§ **Your instructions**
Could you give back every entry below exactly, with the pictures dropped?
- Opening Delimiter -
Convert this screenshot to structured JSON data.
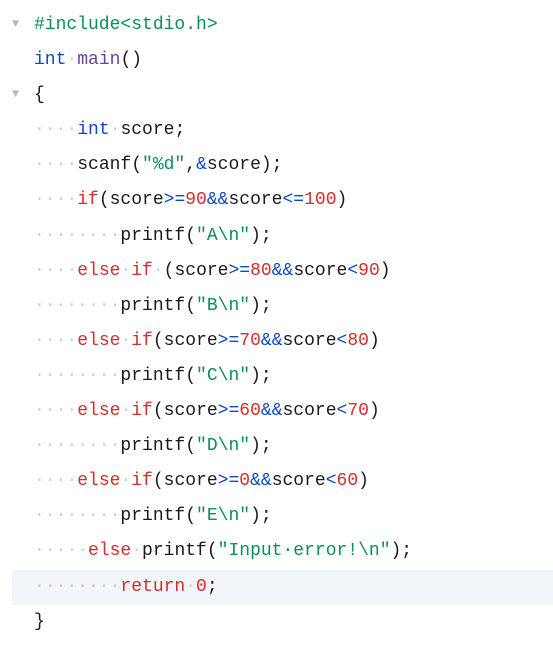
{
  "code": {
    "lines": [
      {
        "fold": "▼",
        "highlighted": false,
        "tokens": [
          {
            "cls": "preproc",
            "t": "#include<stdio.h>"
          }
        ]
      },
      {
        "fold": "",
        "highlighted": false,
        "tokens": [
          {
            "cls": "keyword-type",
            "t": "int"
          },
          {
            "cls": "ws-dot",
            "t": "·"
          },
          {
            "cls": "func-name",
            "t": "main"
          },
          {
            "cls": "punct",
            "t": "()"
          }
        ]
      },
      {
        "fold": "▼",
        "highlighted": false,
        "tokens": [
          {
            "cls": "punct",
            "t": "{"
          }
        ]
      },
      {
        "fold": "",
        "highlighted": false,
        "tokens": [
          {
            "cls": "ws-dot",
            "t": "····"
          },
          {
            "cls": "keyword-type",
            "t": "int"
          },
          {
            "cls": "ws-dot",
            "t": "·"
          },
          {
            "cls": "ident",
            "t": "score;"
          }
        ]
      },
      {
        "fold": "",
        "highlighted": false,
        "tokens": [
          {
            "cls": "ws-dot",
            "t": "····"
          },
          {
            "cls": "ident",
            "t": "scanf("
          },
          {
            "cls": "string",
            "t": "\"%d\""
          },
          {
            "cls": "punct",
            "t": ","
          },
          {
            "cls": "operator",
            "t": "&"
          },
          {
            "cls": "ident",
            "t": "score);"
          }
        ]
      },
      {
        "fold": "",
        "highlighted": false,
        "tokens": [
          {
            "cls": "ws-dot",
            "t": "····"
          },
          {
            "cls": "keyword-ctrl",
            "t": "if"
          },
          {
            "cls": "punct",
            "t": "(score"
          },
          {
            "cls": "operator",
            "t": ">="
          },
          {
            "cls": "number",
            "t": "90"
          },
          {
            "cls": "operator",
            "t": "&&"
          },
          {
            "cls": "ident",
            "t": "score"
          },
          {
            "cls": "operator",
            "t": "<="
          },
          {
            "cls": "number",
            "t": "100"
          },
          {
            "cls": "punct",
            "t": ")"
          }
        ]
      },
      {
        "fold": "",
        "highlighted": false,
        "tokens": [
          {
            "cls": "ws-dot",
            "t": "········"
          },
          {
            "cls": "ident",
            "t": "printf("
          },
          {
            "cls": "string",
            "t": "\"A\\n\""
          },
          {
            "cls": "punct",
            "t": ");"
          }
        ]
      },
      {
        "fold": "",
        "highlighted": false,
        "tokens": [
          {
            "cls": "ws-dot",
            "t": "····"
          },
          {
            "cls": "keyword-ctrl",
            "t": "else"
          },
          {
            "cls": "ws-dot",
            "t": "·"
          },
          {
            "cls": "keyword-ctrl",
            "t": "if"
          },
          {
            "cls": "ws-dot",
            "t": "·"
          },
          {
            "cls": "punct",
            "t": "(score"
          },
          {
            "cls": "operator",
            "t": ">="
          },
          {
            "cls": "number",
            "t": "80"
          },
          {
            "cls": "operator",
            "t": "&&"
          },
          {
            "cls": "ident",
            "t": "score"
          },
          {
            "cls": "operator",
            "t": "<"
          },
          {
            "cls": "number",
            "t": "90"
          },
          {
            "cls": "punct",
            "t": ")"
          }
        ]
      },
      {
        "fold": "",
        "highlighted": false,
        "tokens": [
          {
            "cls": "ws-dot",
            "t": "········"
          },
          {
            "cls": "ident",
            "t": "printf("
          },
          {
            "cls": "string",
            "t": "\"B\\n\""
          },
          {
            "cls": "punct",
            "t": ");"
          }
        ]
      },
      {
        "fold": "",
        "highlighted": false,
        "tokens": [
          {
            "cls": "ws-dot",
            "t": "····"
          },
          {
            "cls": "keyword-ctrl",
            "t": "else"
          },
          {
            "cls": "ws-dot",
            "t": "·"
          },
          {
            "cls": "keyword-ctrl",
            "t": "if"
          },
          {
            "cls": "punct",
            "t": "(score"
          },
          {
            "cls": "operator",
            "t": ">="
          },
          {
            "cls": "number",
            "t": "70"
          },
          {
            "cls": "operator",
            "t": "&&"
          },
          {
            "cls": "ident",
            "t": "score"
          },
          {
            "cls": "operator",
            "t": "<"
          },
          {
            "cls": "number",
            "t": "80"
          },
          {
            "cls": "punct",
            "t": ")"
          }
        ]
      },
      {
        "fold": "",
        "highlighted": false,
        "tokens": [
          {
            "cls": "ws-dot",
            "t": "········"
          },
          {
            "cls": "ident",
            "t": "printf("
          },
          {
            "cls": "string",
            "t": "\"C\\n\""
          },
          {
            "cls": "punct",
            "t": ");"
          }
        ]
      },
      {
        "fold": "",
        "highlighted": false,
        "tokens": [
          {
            "cls": "ws-dot",
            "t": "····"
          },
          {
            "cls": "keyword-ctrl",
            "t": "else"
          },
          {
            "cls": "ws-dot",
            "t": "·"
          },
          {
            "cls": "keyword-ctrl",
            "t": "if"
          },
          {
            "cls": "punct",
            "t": "(score"
          },
          {
            "cls": "operator",
            "t": ">="
          },
          {
            "cls": "number",
            "t": "60"
          },
          {
            "cls": "operator",
            "t": "&&"
          },
          {
            "cls": "ident",
            "t": "score"
          },
          {
            "cls": "operator",
            "t": "<"
          },
          {
            "cls": "number",
            "t": "70"
          },
          {
            "cls": "punct",
            "t": ")"
          }
        ]
      },
      {
        "fold": "",
        "highlighted": false,
        "tokens": [
          {
            "cls": "ws-dot",
            "t": "········"
          },
          {
            "cls": "ident",
            "t": "printf("
          },
          {
            "cls": "string",
            "t": "\"D\\n\""
          },
          {
            "cls": "punct",
            "t": ");"
          }
        ]
      },
      {
        "fold": "",
        "highlighted": false,
        "tokens": [
          {
            "cls": "ws-dot",
            "t": "····"
          },
          {
            "cls": "keyword-ctrl",
            "t": "else"
          },
          {
            "cls": "ws-dot",
            "t": "·"
          },
          {
            "cls": "keyword-ctrl",
            "t": "if"
          },
          {
            "cls": "punct",
            "t": "(score"
          },
          {
            "cls": "operator",
            "t": ">="
          },
          {
            "cls": "number",
            "t": "0"
          },
          {
            "cls": "operator",
            "t": "&&"
          },
          {
            "cls": "ident",
            "t": "score"
          },
          {
            "cls": "operator",
            "t": "<"
          },
          {
            "cls": "number",
            "t": "60"
          },
          {
            "cls": "punct",
            "t": ")"
          }
        ]
      },
      {
        "fold": "",
        "highlighted": false,
        "tokens": [
          {
            "cls": "ws-dot",
            "t": "········"
          },
          {
            "cls": "ident",
            "t": "printf("
          },
          {
            "cls": "string",
            "t": "\"E\\n\""
          },
          {
            "cls": "punct",
            "t": ");"
          }
        ]
      },
      {
        "fold": "",
        "highlighted": false,
        "tokens": [
          {
            "cls": "ws-dot",
            "t": "·····"
          },
          {
            "cls": "keyword-ctrl",
            "t": "else"
          },
          {
            "cls": "ws-dot",
            "t": "·"
          },
          {
            "cls": "ident",
            "t": "printf("
          },
          {
            "cls": "string",
            "t": "\"Input·error!\\n\""
          },
          {
            "cls": "punct",
            "t": ");"
          }
        ]
      },
      {
        "fold": "",
        "highlighted": true,
        "tokens": [
          {
            "cls": "ws-dot",
            "t": "········"
          },
          {
            "cls": "keyword-ctrl",
            "t": "return"
          },
          {
            "cls": "ws-dot",
            "t": "·"
          },
          {
            "cls": "number",
            "t": "0"
          },
          {
            "cls": "punct",
            "t": ";"
          }
        ]
      },
      {
        "fold": "",
        "highlighted": false,
        "tokens": [
          {
            "cls": "punct",
            "t": "}"
          }
        ]
      }
    ]
  }
}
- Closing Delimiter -
§ **Response box**
Convert this screenshot to structured JSON data.
{
  "code": {
    "lines": [
      {
        "fold": "▼",
        "highlighted": false,
        "tokens": [
          {
            "cls": "preproc",
            "t": "#include<stdio.h>"
          }
        ]
      },
      {
        "fold": "",
        "highlighted": false,
        "tokens": [
          {
            "cls": "keyword-type",
            "t": "int"
          },
          {
            "cls": "ws-dot",
            "t": "·"
          },
          {
            "cls": "func-name",
            "t": "main"
          },
          {
            "cls": "punct",
            "t": "()"
          }
        ]
      },
      {
        "fold": "▼",
        "highlighted": false,
        "tokens": [
          {
            "cls": "punct",
            "t": "{"
          }
        ]
      },
      {
        "fold": "",
        "highlighted": false,
        "tokens": [
          {
            "cls": "ws-dot",
            "t": "····"
          },
          {
            "cls": "keyword-type",
            "t": "int"
          },
          {
            "cls": "ws-dot",
            "t": "·"
          },
          {
            "cls": "ident",
            "t": "score;"
          }
        ]
      },
      {
        "fold": "",
        "highlighted": false,
        "tokens": [
          {
            "cls": "ws-dot",
            "t": "····"
          },
          {
            "cls": "ident",
            "t": "scanf("
          },
          {
            "cls": "string",
            "t": "\"%d\""
          },
          {
            "cls": "punct",
            "t": ","
          },
          {
            "cls": "operator",
            "t": "&"
          },
          {
            "cls": "ident",
            "t": "score);"
          }
        ]
      },
      {
        "fold": "",
        "highlighted": false,
        "tokens": [
          {
            "cls": "ws-dot",
            "t": "····"
          },
          {
            "cls": "keyword-ctrl",
            "t": "if"
          },
          {
            "cls": "punct",
            "t": "(score"
          },
          {
            "cls": "operator",
            "t": ">="
          },
          {
            "cls": "number",
            "t": "90"
          },
          {
            "cls": "operator",
            "t": "&&"
          },
          {
            "cls": "ident",
            "t": "score"
          },
          {
            "cls": "operator",
            "t": "<="
          },
          {
            "cls": "number",
            "t": "100"
          },
          {
            "cls": "punct",
            "t": ")"
          }
        ]
      },
      {
        "fold": "",
        "highlighted": false,
        "tokens": [
          {
            "cls": "ws-dot",
            "t": "········"
          },
          {
            "cls": "ident",
            "t": "printf("
          },
          {
            "cls": "string",
            "t": "\"A\\n\""
          },
          {
            "cls": "punct",
            "t": ");"
          }
        ]
      },
      {
        "fold": "",
        "highlighted": false,
        "tokens": [
          {
            "cls": "ws-dot",
            "t": "····"
          },
          {
            "cls": "keyword-ctrl",
            "t": "else"
          },
          {
            "cls": "ws-dot",
            "t": "·"
          },
          {
            "cls": "keyword-ctrl",
            "t": "if"
          },
          {
            "cls": "ws-dot",
            "t": "·"
          },
          {
            "cls": "punct",
            "t": "(score"
          },
          {
            "cls": "operator",
            "t": ">="
          },
          {
            "cls": "number",
            "t": "80"
          },
          {
            "cls": "operator",
            "t": "&&"
          },
          {
            "cls": "ident",
            "t": "score"
          },
          {
            "cls": "operator",
            "t": "<"
          },
          {
            "cls": "number",
            "t": "90"
          },
          {
            "cls": "punct",
            "t": ")"
          }
        ]
      },
      {
        "fold": "",
        "highlighted": false,
        "tokens": [
          {
            "cls": "ws-dot",
            "t": "········"
          },
          {
            "cls": "ident",
            "t": "printf("
          },
          {
            "cls": "string",
            "t": "\"B\\n\""
          },
          {
            "cls": "punct",
            "t": ");"
          }
        ]
      },
      {
        "fold": "",
        "highlighted": false,
        "tokens": [
          {
            "cls": "ws-dot",
            "t": "····"
          },
          {
            "cls": "keyword-ctrl",
            "t": "else"
          },
          {
            "cls": "ws-dot",
            "t": "·"
          },
          {
            "cls": "keyword-ctrl",
            "t": "if"
          },
          {
            "cls": "punct",
            "t": "(score"
          },
          {
            "cls": "operator",
            "t": ">="
          },
          {
            "cls": "number",
            "t": "70"
          },
          {
            "cls": "operator",
            "t": "&&"
          },
          {
            "cls": "ident",
            "t": "score"
          },
          {
            "cls": "operator",
            "t": "<"
          },
          {
            "cls": "number",
            "t": "80"
          },
          {
            "cls": "punct",
            "t": ")"
          }
        ]
      },
      {
        "fold": "",
        "highlighted": false,
        "tokens": [
          {
            "cls": "ws-dot",
            "t": "········"
          },
          {
            "cls": "ident",
            "t": "printf("
          },
          {
            "cls": "string",
            "t": "\"C\\n\""
          },
          {
            "cls": "punct",
            "t": ");"
          }
        ]
      },
      {
        "fold": "",
        "highlighted": false,
        "tokens": [
          {
            "cls": "ws-dot",
            "t": "····"
          },
          {
            "cls": "keyword-ctrl",
            "t": "else"
          },
          {
            "cls": "ws-dot",
            "t": "·"
          },
          {
            "cls": "keyword-ctrl",
            "t": "if"
          },
          {
            "cls": "punct",
            "t": "(score"
          },
          {
            "cls": "operator",
            "t": ">="
          },
          {
            "cls": "number",
            "t": "60"
          },
          {
            "cls": "operator",
            "t": "&&"
          },
          {
            "cls": "ident",
            "t": "score"
          },
          {
            "cls": "operator",
            "t": "<"
          },
          {
            "cls": "number",
            "t": "70"
          },
          {
            "cls": "punct",
            "t": ")"
          }
        ]
      },
      {
        "fold": "",
        "highlighted": false,
        "tokens": [
          {
            "cls": "ws-dot",
            "t": "········"
          },
          {
            "cls": "ident",
            "t": "printf("
          },
          {
            "cls": "string",
            "t": "\"D\\n\""
          },
          {
            "cls": "punct",
            "t": ");"
          }
        ]
      },
      {
        "fold": "",
        "highlighted": false,
        "tokens": [
          {
            "cls": "ws-dot",
            "t": "····"
          },
          {
            "cls": "keyword-ctrl",
            "t": "else"
          },
          {
            "cls": "ws-dot",
            "t": "·"
          },
          {
            "cls": "keyword-ctrl",
            "t": "if"
          },
          {
            "cls": "punct",
            "t": "(score"
          },
          {
            "cls": "operator",
            "t": ">="
          },
          {
            "cls": "number",
            "t": "0"
          },
          {
            "cls": "operator",
            "t": "&&"
          },
          {
            "cls": "ident",
            "t": "score"
          },
          {
            "cls": "operator",
            "t": "<"
          },
          {
            "cls": "number",
            "t": "60"
          },
          {
            "cls": "punct",
            "t": ")"
          }
        ]
      },
      {
        "fold": "",
        "highlighted": false,
        "tokens": [
          {
            "cls": "ws-dot",
            "t": "········"
          },
          {
            "cls": "ident",
            "t": "printf("
          },
          {
            "cls": "string",
            "t": "\"E\\n\""
          },
          {
            "cls": "punct",
            "t": ");"
          }
        ]
      },
      {
        "fold": "",
        "highlighted": false,
        "tokens": [
          {
            "cls": "ws-dot",
            "t": "·····"
          },
          {
            "cls": "keyword-ctrl",
            "t": "else"
          },
          {
            "cls": "ws-dot",
            "t": "·"
          },
          {
            "cls": "ident",
            "t": "printf("
          },
          {
            "cls": "string",
            "t": "\"Input·error!\\n\""
          },
          {
            "cls": "punct",
            "t": ");"
          }
        ]
      },
      {
        "fold": "",
        "highlighted": true,
        "tokens": [
          {
            "cls": "ws-dot",
            "t": "········"
          },
          {
            "cls": "keyword-ctrl",
            "t": "return"
          },
          {
            "cls": "ws-dot",
            "t": "·"
          },
          {
            "cls": "number",
            "t": "0"
          },
          {
            "cls": "punct",
            "t": ";"
          }
        ]
      },
      {
        "fold": "",
        "highlighted": false,
        "tokens": [
          {
            "cls": "punct",
            "t": "}"
          }
        ]
      }
    ]
  }
}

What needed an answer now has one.